DATA SHOWN »
◆ ◆ ◆

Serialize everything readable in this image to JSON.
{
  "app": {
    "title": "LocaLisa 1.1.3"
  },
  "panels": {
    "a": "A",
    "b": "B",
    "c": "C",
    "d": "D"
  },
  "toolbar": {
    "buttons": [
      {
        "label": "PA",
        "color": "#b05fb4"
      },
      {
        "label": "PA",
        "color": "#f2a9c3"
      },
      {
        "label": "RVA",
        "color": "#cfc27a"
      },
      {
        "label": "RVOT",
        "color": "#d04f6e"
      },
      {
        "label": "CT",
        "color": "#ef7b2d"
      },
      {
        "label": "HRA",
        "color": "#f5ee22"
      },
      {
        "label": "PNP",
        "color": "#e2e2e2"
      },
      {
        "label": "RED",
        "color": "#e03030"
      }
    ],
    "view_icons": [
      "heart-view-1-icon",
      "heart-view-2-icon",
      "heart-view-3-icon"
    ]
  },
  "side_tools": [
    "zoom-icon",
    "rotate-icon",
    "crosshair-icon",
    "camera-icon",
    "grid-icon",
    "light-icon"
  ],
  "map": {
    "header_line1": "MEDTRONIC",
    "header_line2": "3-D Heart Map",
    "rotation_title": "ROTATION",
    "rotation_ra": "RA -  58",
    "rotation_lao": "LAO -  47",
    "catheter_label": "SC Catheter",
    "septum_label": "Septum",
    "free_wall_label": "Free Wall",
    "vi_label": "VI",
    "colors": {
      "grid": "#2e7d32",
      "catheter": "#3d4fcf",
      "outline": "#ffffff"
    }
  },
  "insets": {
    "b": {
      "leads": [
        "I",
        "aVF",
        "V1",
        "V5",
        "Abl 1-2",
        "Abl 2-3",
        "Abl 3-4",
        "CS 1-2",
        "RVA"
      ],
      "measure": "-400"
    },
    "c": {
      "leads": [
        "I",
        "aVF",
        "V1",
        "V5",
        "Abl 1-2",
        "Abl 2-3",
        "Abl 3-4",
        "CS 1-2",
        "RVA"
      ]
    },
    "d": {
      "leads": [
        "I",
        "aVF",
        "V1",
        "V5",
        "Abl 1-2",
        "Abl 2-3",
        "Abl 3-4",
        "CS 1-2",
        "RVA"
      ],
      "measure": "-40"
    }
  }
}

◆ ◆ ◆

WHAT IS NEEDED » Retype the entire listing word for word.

TASK SOLUTION »
Serialize everything readable in this image to JSON.
{
  "app": {
    "title": "LocaLisa 1.1.3"
  },
  "panels": {
    "a": "A",
    "b": "B",
    "c": "C",
    "d": "D"
  },
  "toolbar": {
    "buttons": [
      {
        "label": "PA",
        "color": "#b05fb4"
      },
      {
        "label": "PA",
        "color": "#f2a9c3"
      },
      {
        "label": "RVA",
        "color": "#cfc27a"
      },
      {
        "label": "RVOT",
        "color": "#d04f6e"
      },
      {
        "label": "CT",
        "color": "#ef7b2d"
      },
      {
        "label": "HRA",
        "color": "#f5ee22"
      },
      {
        "label": "PNP",
        "color": "#e2e2e2"
      },
      {
        "label": "RED",
        "color": "#e03030"
      }
    ],
    "view_icons": [
      "heart-view-1-icon",
      "heart-view-2-icon",
      "heart-view-3-icon"
    ]
  },
  "side_tools": [
    "zoom-icon",
    "rotate-icon",
    "crosshair-icon",
    "camera-icon",
    "grid-icon",
    "light-icon"
  ],
  "map": {
    "header_line1": "MEDTRONIC",
    "header_line2": "3-D Heart Map",
    "rotation_title": "ROTATION",
    "rotation_ra": "RA -  58",
    "rotation_lao": "LAO -  47",
    "catheter_label": "SC Catheter",
    "septum_label": "Septum",
    "free_wall_label": "Free Wall",
    "vi_label": "VI",
    "colors": {
      "grid": "#2e7d32",
      "catheter": "#3d4fcf",
      "outline": "#ffffff"
    }
  },
  "insets": {
    "b": {
      "leads": [
        "I",
        "aVF",
        "V1",
        "V5",
        "Abl 1-2",
        "Abl 2-3",
        "Abl 3-4",
        "CS 1-2",
        "RVA"
      ],
      "measure": "-400"
    },
    "c": {
      "leads": [
        "I",
        "aVF",
        "V1",
        "V5",
        "Abl 1-2",
        "Abl 2-3",
        "Abl 3-4",
        "CS 1-2",
        "RVA"
      ]
    },
    "d": {
      "leads": [
        "I",
        "aVF",
        "V1",
        "V5",
        "Abl 1-2",
        "Abl 2-3",
        "Abl 3-4",
        "CS 1-2",
        "RVA"
      ],
      "measure": "-40"
    }
  }
}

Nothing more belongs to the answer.